Others have also been intelligent enough to point out that any method that would bypass the biological barriers between Goliath and Elisa conceiving would involve parties who could not be trusted, namely fickle magical beings and mad scientists. It only makes sense that the couple would not try these people and decide just to deal with the matter.

By a similar token, gargoyles and humans easily fall in love

A lot of fantasy stories rely on this conceit, but the background of Gargoyles establishes that human/gargoyle pairings are in fact very rare, with one other known besides the Goliath/Elisa pairing.

Gargoyles subversion lends gravitas to the relationship of Goliath and Elisa, if it is so rare; it makes the power of love even stronger. This discrepancy also seems like a more sensible thing when you look past the expectations of fantasy. While the real world has many fans that gladly profess attraction to humanoid supernatural creatures, none of these beings exist in real life, no matter how great the special effects, and so we cannot gauge our true reaction to them. The Gargoyles tradition seems to align more closely with reality.

In the future, either far or near, gargoyles interact freely and openly with humans, including going to night school

This one is a little trickier, since Greg Weisman actually did intend for gargoyles to enter into human education at some point in their future. What I have left to complain about, though, is that fanfic often presents such ventures in a way that is far, far too easy.

Any issues that gargoyles would face when revealed to the human world be much more intense than what other oppressed groups have already faced. And yet most stories that I’ve read make little reference to this, treating it as a matter of course that gargoyles would become part of the world without fuss or muss.

As I said above, stories need a minimum of free lunches to work. The gargoyles should eventually get a chance to venture farther outward into the modern world that eventually knew they existed, but it won’t be easy and it won’t be the same for them as it is for humans. I see a missed story opportunity there, and an attempt to sanitize the story.

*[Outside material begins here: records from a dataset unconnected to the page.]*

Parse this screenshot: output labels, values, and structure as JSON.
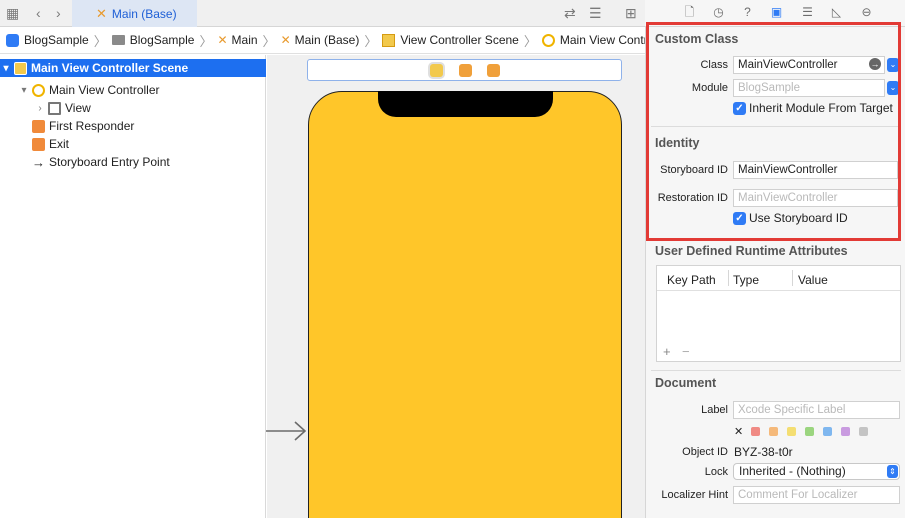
{
  "editor_tab": {
    "label": "Main (Base)"
  },
  "breadcrumb": [
    "BlogSample",
    "BlogSample",
    "Main",
    "Main (Base)",
    "View Controller Scene",
    "Main View Controller"
  ],
  "outline": {
    "scene": "Main View Controller Scene",
    "controller": "Main View Controller",
    "view": "View",
    "first_responder": "First Responder",
    "exit": "Exit",
    "entry_point": "Storyboard Entry Point"
  },
  "inspector": {
    "custom_class": {
      "title": "Custom Class",
      "class_label": "Class",
      "class_value": "MainViewController",
      "module_label": "Module",
      "module_placeholder": "BlogSample",
      "inherit_label": "Inherit Module From Target"
    },
    "identity": {
      "title": "Identity",
      "storyboard_id_label": "Storyboard ID",
      "storyboard_id_value": "MainViewController",
      "restoration_id_label": "Restoration ID",
      "restoration_id_placeholder": "MainViewController",
      "use_storyboard_label": "Use Storyboard ID"
    },
    "runtime_attributes": {
      "title": "User Defined Runtime Attributes",
      "columns": [
        "Key Path",
        "Type",
        "Value"
      ],
      "add_symbol": "+",
      "remove_symbol": "−"
    },
    "document": {
      "title": "Document",
      "label_label": "Label",
      "label_placeholder": "Xcode Specific Label",
      "object_id_label": "Object ID",
      "object_id_value": "BYZ-38-t0r",
      "lock_label": "Lock",
      "lock_value": "Inherited - (Nothing)",
      "localizer_label": "Localizer Hint",
      "localizer_placeholder": "Comment For Localizer",
      "clear_symbol": "✕"
    }
  },
  "colors": {
    "accent": "#1d6ff0",
    "highlight": "#e23a35",
    "phone_background": "#ffc629",
    "label_swatches": [
      "#f08a84",
      "#f5b97a",
      "#f4de72",
      "#9bd57f",
      "#7fb7ef",
      "#c99be0",
      "#c4c4c4"
    ]
  }
}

Gargoyles wear modern/human clothes

A sub-trope of the modern-world integration is the idea that gargoyles will begin wearing skirts, pants, t-shirts, jackets, and blouses, with a sub-sub trope being East Asian gargoyles wearing the traditional garb of their human culture. There’s not much to say about this except that it further removes gargoyles’ distinctiveness and is unimaginative, and therefore is the enemy. It also seems highly impractical when certain types of clothing would inhibit a gargoyles’ movement.

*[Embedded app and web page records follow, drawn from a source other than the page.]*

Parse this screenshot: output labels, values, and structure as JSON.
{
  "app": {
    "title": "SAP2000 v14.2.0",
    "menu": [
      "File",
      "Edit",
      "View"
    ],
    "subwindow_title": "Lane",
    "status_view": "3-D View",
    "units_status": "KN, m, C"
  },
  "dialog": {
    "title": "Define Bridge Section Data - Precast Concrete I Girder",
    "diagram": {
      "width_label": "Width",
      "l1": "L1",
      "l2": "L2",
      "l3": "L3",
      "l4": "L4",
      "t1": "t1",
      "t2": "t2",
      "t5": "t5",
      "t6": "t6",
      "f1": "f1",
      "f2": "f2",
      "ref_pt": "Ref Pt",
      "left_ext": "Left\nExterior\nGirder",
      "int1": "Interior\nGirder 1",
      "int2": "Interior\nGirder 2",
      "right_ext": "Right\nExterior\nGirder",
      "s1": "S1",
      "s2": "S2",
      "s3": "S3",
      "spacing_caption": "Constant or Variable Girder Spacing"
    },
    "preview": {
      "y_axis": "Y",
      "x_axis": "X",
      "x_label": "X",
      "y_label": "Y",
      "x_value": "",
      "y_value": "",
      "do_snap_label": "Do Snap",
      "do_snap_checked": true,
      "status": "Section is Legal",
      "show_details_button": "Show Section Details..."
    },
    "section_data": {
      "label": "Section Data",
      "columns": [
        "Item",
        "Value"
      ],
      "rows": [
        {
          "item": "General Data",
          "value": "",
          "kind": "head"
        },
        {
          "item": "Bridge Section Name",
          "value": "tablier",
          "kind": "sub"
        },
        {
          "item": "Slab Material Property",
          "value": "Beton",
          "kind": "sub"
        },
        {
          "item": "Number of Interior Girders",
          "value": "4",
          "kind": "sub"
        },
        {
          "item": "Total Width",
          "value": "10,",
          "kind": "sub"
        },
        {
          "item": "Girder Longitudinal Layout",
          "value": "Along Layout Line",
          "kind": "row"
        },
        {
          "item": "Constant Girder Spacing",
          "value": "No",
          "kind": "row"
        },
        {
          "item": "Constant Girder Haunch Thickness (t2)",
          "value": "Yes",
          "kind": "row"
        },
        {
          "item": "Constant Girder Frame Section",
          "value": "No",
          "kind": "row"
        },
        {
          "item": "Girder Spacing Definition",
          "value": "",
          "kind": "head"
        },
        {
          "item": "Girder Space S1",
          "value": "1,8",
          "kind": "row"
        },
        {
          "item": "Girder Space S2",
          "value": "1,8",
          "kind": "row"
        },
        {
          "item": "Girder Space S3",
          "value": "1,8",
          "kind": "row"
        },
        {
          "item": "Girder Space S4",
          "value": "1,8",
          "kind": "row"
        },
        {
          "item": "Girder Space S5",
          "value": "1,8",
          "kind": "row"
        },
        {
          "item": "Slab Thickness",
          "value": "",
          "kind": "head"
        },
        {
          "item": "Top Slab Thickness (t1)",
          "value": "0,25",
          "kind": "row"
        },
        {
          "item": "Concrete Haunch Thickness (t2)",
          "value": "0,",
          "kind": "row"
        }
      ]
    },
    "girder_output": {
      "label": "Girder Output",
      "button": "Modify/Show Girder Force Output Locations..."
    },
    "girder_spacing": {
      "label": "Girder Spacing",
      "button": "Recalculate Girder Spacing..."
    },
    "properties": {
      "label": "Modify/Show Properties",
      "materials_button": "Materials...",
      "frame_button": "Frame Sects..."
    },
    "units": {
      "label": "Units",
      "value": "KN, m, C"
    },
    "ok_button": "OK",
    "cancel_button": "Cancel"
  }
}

And yes, I know Brooklyn liked wearing sunglasses and once dressed as a biker, and the young gargoyles love their Halloween costumes…gargoyles wearing modern outfits on occasion is canon. But that doesn’t meant that all of them will adopt that as a permanent style, and I would hate to see it happen.

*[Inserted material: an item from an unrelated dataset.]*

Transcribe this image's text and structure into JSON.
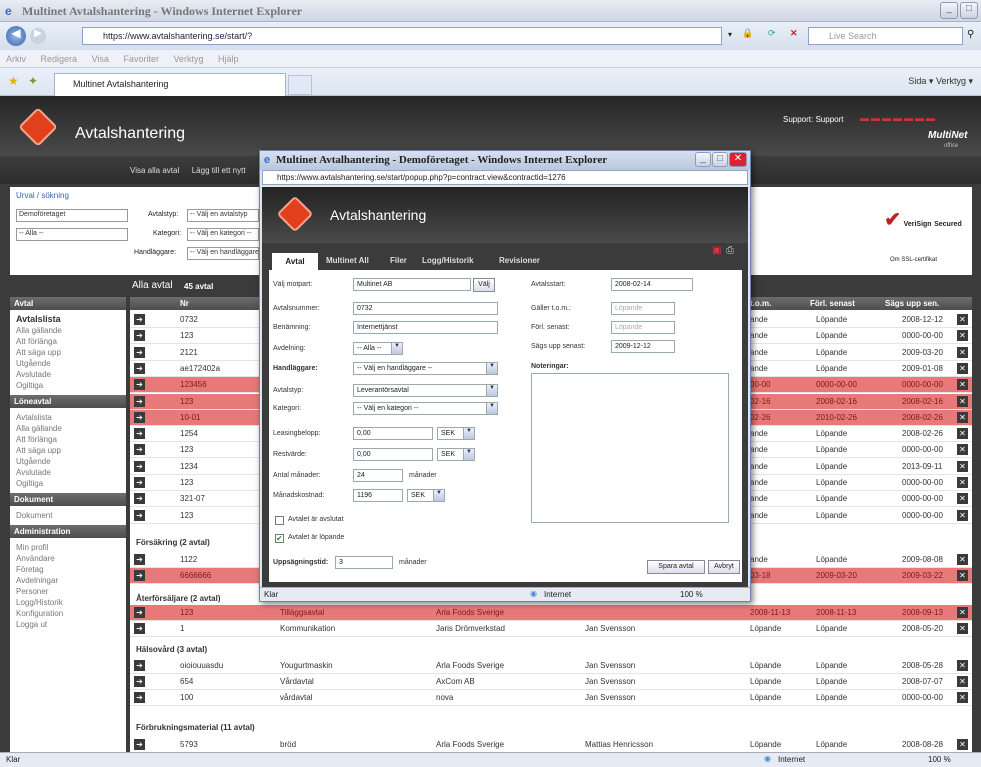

Gargoyles have human standards of beauty

Disney gargoyles come in all shapes, sizes, and colours. However, some fans like to think that gargoyles of a less humanlike visage are shunned, teased, and bullied by their own kin. Generally, this takes the form of beaked gargoyles being considered hideous and having brutal angst about that. A sub-trope is implying that this is only true for female gargoyles, which makes even less sense than applying it to both genders.

While gargoyles probably have their beauty standards, to say that they would react to the less humanoid gargoyles as humans would react to similar features shows a lack of imagination. The “inhuman” features of gargoyles have been part of their race from the start, and are not abnormalities or deformities. Therefore, the only equivalent to gargoyles considering certain appearances among their own kind to be universally monstrous, would be a universal human prejudice against those with a certain hair or eye colour. It’s just very hard to imagine, and further blurs the line between gargoyle and human.


It’s easy to spot a common thread among all these posts: I like to gargoyles’ distinctiveness, preserved, and to have the series continue to subvert several fantasy tropes that I object to. Without these things, Gargoyles would not be what it is to me.